-- Entries supplied follows --
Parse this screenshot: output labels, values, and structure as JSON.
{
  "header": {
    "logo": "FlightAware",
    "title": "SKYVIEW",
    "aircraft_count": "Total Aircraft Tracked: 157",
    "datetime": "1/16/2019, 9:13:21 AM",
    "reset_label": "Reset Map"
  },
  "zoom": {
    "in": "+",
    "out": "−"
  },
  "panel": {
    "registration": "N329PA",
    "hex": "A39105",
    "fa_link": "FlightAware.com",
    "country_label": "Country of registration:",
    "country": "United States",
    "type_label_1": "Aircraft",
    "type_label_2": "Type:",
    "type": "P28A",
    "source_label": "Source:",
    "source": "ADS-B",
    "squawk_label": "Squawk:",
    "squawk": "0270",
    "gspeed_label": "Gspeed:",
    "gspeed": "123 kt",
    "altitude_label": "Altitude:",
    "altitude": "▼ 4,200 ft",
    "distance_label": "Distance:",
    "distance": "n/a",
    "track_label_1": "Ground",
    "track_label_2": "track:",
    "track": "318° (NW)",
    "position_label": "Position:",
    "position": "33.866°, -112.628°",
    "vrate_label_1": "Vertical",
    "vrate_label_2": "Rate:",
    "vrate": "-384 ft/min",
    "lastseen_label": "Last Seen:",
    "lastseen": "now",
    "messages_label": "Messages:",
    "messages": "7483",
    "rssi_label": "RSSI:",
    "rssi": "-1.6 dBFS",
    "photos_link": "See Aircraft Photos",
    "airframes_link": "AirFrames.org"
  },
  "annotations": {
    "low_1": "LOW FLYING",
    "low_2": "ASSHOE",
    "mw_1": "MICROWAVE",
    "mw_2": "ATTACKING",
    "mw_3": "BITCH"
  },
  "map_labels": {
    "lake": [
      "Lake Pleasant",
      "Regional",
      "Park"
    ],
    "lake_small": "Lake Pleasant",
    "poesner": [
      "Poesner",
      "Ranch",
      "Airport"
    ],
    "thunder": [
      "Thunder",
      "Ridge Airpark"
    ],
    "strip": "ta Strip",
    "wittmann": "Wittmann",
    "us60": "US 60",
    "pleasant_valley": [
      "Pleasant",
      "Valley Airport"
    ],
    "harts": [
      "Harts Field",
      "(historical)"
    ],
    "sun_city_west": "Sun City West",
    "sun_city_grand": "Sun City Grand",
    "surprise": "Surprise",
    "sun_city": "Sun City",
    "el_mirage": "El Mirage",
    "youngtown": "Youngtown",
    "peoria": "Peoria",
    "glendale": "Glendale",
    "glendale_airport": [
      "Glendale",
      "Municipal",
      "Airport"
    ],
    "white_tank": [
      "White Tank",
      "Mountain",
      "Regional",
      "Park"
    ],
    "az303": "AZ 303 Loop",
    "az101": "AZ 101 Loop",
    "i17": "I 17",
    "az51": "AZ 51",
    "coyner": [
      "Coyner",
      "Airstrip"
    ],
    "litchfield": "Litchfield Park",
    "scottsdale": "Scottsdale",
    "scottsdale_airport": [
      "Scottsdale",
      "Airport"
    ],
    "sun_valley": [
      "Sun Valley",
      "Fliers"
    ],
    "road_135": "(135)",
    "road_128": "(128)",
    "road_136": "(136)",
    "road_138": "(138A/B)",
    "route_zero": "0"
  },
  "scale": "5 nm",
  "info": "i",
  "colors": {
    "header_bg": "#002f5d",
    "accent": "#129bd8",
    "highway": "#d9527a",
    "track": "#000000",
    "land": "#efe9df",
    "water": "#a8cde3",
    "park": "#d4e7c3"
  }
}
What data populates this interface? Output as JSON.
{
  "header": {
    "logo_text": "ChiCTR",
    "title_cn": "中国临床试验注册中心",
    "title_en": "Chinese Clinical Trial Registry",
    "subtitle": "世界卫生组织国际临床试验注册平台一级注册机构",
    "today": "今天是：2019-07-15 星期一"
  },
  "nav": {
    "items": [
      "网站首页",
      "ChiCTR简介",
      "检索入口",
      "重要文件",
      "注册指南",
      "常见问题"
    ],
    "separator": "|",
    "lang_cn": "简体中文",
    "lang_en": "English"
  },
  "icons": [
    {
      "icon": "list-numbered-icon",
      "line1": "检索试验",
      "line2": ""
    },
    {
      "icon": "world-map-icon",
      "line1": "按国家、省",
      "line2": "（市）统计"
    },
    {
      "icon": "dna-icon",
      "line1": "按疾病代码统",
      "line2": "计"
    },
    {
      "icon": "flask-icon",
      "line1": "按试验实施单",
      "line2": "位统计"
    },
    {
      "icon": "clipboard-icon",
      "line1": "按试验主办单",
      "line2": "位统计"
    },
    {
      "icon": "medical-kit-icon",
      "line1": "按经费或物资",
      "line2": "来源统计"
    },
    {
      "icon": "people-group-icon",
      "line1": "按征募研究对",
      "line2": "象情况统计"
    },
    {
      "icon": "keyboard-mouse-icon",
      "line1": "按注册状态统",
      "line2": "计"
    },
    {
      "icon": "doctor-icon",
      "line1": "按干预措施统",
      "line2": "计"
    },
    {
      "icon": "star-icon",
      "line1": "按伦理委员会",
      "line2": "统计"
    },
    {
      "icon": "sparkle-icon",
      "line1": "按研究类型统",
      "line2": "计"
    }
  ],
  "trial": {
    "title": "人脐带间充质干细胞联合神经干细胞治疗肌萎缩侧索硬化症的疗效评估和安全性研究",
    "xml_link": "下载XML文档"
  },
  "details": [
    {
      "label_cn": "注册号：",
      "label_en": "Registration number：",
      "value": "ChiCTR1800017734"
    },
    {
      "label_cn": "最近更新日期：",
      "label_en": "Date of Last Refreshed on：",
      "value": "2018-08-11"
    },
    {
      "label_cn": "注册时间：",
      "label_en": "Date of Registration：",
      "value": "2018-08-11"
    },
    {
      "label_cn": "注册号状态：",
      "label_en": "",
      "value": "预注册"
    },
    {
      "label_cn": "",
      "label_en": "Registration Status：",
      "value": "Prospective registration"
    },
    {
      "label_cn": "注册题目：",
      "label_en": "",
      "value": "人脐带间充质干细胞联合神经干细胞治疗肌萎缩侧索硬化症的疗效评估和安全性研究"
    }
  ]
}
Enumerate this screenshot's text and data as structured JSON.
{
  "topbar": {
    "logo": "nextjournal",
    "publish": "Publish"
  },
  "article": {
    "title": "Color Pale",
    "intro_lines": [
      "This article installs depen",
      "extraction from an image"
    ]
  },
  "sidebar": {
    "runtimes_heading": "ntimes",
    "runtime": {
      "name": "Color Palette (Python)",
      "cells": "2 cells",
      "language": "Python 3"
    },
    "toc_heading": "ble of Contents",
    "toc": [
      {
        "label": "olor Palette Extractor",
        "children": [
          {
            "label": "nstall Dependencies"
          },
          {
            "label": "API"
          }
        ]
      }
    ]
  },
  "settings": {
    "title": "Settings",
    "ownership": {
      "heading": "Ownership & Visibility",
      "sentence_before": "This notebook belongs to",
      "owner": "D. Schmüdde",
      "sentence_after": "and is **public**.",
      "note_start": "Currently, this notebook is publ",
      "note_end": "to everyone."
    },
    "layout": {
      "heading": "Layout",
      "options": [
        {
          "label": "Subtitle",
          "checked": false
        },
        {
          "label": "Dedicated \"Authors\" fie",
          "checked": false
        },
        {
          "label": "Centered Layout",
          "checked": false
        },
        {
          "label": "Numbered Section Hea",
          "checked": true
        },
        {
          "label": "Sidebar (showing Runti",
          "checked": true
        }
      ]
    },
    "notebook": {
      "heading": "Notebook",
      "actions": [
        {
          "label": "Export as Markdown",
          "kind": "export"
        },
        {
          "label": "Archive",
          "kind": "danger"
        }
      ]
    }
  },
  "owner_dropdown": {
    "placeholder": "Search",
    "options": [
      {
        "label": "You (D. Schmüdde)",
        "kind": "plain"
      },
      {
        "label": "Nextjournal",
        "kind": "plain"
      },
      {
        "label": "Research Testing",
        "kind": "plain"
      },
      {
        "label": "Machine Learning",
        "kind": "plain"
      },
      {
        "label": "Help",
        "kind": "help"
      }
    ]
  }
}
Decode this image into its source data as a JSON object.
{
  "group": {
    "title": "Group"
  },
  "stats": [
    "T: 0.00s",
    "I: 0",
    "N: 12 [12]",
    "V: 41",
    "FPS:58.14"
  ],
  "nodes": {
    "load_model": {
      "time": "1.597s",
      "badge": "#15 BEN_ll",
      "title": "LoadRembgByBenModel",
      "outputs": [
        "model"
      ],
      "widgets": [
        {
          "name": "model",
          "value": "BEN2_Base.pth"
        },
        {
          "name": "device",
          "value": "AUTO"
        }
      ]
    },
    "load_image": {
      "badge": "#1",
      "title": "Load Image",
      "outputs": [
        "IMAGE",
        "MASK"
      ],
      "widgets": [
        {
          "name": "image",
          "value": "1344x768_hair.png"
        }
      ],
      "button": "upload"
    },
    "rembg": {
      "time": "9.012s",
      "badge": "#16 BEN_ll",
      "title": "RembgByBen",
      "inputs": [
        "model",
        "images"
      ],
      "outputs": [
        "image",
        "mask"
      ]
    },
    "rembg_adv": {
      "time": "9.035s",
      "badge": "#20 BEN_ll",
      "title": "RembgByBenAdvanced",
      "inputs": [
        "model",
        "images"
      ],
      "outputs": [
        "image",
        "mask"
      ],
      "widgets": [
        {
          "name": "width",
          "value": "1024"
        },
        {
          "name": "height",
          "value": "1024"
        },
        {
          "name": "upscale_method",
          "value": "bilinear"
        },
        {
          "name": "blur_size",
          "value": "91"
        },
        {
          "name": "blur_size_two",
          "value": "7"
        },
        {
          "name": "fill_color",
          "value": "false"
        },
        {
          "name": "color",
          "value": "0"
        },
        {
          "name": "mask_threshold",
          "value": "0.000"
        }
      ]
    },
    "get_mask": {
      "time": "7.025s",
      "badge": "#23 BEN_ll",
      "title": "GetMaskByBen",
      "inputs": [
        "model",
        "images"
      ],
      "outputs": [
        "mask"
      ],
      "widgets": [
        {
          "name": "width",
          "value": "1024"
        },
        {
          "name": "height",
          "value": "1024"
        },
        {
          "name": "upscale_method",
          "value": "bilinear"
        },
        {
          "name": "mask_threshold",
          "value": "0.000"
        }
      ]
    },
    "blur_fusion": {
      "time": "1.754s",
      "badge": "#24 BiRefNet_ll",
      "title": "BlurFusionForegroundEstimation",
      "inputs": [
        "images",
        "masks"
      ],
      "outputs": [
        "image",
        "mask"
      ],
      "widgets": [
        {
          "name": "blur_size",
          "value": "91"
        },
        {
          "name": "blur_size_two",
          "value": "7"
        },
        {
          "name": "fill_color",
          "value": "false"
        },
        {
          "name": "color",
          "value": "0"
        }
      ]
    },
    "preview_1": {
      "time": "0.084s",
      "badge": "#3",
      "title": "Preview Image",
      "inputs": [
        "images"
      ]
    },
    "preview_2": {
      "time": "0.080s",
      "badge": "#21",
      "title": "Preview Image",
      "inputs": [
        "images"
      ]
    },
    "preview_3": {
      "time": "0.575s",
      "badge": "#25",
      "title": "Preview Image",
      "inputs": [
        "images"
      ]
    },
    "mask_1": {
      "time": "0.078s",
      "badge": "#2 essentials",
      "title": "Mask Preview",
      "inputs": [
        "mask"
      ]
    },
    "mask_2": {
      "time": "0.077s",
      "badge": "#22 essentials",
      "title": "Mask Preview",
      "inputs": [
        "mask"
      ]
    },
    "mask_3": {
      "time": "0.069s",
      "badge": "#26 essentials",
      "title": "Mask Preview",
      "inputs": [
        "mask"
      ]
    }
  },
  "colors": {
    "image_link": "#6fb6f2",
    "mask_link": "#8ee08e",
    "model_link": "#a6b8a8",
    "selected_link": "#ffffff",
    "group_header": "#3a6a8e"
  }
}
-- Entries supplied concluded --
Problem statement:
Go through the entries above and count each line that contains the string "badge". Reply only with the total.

Problem solution:
12